- ‘‘Am I mistaken,’ I asked a friend, a 50-something sabra whose son is an Israeli air force pilot, ‘or is the excitement that usually leads up to the holiday muted this year, if not entirely absent?’’
- ‘She couldn't be more of a sabra, growing up working in the kibbutz cowshed on Mount Gilboa.’
- ‘My neighbor, Orly, who is a sabra, a native Israeli, comes over and calls Koby's teacher and is told: he hasn't been in school.’
- ‘The ensemble thus evoked a triple nostalgia: for childhood, for European lives and languages, and for the rich, melancholy Jewishness repressed by sabra swagger.’
- ‘Any sabra age five and up, in my experience, can differentiate instantaneously between Arab and Jew - when in doubt I've always been able to ask my children - but I'm not in possession of that elusive sixth sense.’
- ‘My former student Ori, the groom, is a sabra whose family emigrated to America, and this created the unforgettable experience of a highly traditional Jewish wedding under the redwoods of the Sonoma Coast.’
From modern Hebrew ṣabbār ‘opuntia fruit’ (opuntias being common in coastal regions of Israel).
We take a look at several popular, though confusing, punctuation marks.
From Afghanistan to Zimbabwe, discover surprising and intriguing language facts from around the globe.

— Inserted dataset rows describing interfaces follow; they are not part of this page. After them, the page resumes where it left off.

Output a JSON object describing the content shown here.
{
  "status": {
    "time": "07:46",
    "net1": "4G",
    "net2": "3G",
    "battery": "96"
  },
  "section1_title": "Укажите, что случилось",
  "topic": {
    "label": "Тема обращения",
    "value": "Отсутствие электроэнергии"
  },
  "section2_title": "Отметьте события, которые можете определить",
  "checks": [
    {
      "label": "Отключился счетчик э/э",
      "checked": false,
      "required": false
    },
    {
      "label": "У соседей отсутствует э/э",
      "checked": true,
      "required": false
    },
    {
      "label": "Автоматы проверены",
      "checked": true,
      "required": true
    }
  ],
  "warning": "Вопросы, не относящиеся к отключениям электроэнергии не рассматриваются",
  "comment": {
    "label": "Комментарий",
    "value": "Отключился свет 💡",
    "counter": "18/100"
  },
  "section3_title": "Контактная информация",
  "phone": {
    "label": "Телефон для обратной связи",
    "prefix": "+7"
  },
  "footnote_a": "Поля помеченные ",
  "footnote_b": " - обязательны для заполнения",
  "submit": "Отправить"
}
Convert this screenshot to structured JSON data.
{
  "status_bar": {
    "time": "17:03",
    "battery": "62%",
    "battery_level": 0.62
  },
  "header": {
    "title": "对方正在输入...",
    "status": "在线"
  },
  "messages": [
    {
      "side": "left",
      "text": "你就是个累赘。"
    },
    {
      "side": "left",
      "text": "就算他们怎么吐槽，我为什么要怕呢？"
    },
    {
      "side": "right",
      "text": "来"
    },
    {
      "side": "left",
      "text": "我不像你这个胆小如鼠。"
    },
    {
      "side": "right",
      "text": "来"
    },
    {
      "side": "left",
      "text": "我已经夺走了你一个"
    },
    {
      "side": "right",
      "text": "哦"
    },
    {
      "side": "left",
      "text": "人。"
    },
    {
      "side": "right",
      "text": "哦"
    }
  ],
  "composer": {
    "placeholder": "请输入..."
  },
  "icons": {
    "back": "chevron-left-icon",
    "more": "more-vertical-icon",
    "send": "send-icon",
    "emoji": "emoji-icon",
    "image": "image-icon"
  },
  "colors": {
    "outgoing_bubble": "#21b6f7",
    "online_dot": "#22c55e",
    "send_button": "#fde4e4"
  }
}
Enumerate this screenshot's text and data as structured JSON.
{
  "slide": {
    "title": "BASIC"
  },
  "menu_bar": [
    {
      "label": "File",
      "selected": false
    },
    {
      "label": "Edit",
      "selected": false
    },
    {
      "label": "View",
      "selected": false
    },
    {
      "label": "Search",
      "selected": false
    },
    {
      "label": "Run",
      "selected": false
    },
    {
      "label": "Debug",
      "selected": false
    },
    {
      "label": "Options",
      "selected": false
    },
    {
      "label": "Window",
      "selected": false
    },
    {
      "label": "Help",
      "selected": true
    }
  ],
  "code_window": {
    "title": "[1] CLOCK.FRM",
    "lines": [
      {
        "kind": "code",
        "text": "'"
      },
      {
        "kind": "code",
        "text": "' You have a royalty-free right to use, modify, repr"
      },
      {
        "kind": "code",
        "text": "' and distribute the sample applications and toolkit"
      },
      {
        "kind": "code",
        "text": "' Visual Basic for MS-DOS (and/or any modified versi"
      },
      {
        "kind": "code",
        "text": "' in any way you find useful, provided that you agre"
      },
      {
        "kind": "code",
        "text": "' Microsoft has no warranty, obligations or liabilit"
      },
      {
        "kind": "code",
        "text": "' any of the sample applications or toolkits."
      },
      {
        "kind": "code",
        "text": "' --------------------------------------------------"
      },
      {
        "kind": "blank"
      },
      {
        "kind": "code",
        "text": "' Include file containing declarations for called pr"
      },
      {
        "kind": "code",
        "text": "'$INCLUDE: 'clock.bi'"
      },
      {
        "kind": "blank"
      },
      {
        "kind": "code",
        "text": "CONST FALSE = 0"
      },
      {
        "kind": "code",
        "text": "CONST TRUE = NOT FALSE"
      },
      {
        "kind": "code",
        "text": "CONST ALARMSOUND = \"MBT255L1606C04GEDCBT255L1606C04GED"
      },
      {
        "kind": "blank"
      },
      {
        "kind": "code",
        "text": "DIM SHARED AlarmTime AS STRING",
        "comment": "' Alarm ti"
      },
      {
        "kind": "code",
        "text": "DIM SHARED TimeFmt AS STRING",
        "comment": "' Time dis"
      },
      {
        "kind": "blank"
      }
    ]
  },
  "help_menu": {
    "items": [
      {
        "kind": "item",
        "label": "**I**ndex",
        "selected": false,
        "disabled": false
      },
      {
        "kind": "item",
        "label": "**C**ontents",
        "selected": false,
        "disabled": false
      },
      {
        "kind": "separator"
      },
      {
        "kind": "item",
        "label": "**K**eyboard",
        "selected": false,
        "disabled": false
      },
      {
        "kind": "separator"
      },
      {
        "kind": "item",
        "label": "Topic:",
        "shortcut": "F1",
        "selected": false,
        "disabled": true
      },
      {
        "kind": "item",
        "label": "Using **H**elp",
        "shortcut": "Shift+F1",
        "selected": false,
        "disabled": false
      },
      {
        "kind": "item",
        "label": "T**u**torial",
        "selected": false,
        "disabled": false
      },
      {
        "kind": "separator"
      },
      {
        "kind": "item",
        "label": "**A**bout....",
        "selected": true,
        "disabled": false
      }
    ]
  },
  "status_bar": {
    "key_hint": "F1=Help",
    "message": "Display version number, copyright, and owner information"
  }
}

The definitions of ‘buddy’ and ‘bro’ in the OED have recently been revised. We explore their history and increase in popularity.